_Aim of the task_:
If a line in the entries below includes the string "bookmarks", copy it out.

_Input_:
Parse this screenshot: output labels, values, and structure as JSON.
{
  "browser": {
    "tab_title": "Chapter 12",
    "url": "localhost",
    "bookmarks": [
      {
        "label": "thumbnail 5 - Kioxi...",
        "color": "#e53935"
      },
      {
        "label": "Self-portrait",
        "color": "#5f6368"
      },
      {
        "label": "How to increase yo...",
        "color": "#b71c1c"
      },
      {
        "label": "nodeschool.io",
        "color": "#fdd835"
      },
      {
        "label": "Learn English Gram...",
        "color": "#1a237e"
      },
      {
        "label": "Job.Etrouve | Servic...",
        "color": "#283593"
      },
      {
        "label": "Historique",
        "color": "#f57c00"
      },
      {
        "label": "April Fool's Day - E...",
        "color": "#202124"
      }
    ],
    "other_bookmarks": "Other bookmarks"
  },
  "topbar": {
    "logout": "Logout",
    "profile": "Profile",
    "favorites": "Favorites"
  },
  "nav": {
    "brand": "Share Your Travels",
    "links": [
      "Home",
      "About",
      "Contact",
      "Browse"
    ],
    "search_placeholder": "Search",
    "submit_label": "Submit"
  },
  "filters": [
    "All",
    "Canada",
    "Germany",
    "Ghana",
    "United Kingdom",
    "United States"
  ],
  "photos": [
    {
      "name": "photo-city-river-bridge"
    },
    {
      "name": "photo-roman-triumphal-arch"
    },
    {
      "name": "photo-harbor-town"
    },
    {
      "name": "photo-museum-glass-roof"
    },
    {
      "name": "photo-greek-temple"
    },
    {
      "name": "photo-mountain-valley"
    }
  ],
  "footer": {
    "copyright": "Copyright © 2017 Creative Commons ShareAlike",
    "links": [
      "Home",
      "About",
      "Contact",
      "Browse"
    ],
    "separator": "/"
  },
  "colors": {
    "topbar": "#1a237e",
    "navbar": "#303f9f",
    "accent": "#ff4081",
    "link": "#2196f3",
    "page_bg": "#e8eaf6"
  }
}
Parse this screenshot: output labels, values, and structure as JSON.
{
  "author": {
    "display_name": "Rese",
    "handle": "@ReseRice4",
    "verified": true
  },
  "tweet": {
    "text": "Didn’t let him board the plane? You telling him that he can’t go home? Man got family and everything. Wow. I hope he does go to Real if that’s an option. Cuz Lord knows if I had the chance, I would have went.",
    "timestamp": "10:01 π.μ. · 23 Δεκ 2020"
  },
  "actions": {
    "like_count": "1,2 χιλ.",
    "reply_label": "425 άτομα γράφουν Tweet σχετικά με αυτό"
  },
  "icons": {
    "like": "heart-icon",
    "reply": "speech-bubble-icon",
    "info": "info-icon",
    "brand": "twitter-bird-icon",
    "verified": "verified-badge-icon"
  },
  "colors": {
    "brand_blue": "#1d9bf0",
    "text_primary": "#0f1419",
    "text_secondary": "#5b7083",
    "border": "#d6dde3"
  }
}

_Worked solution_:
    "bookmarks": [
    "other_bookmarks": "Other bookmarks"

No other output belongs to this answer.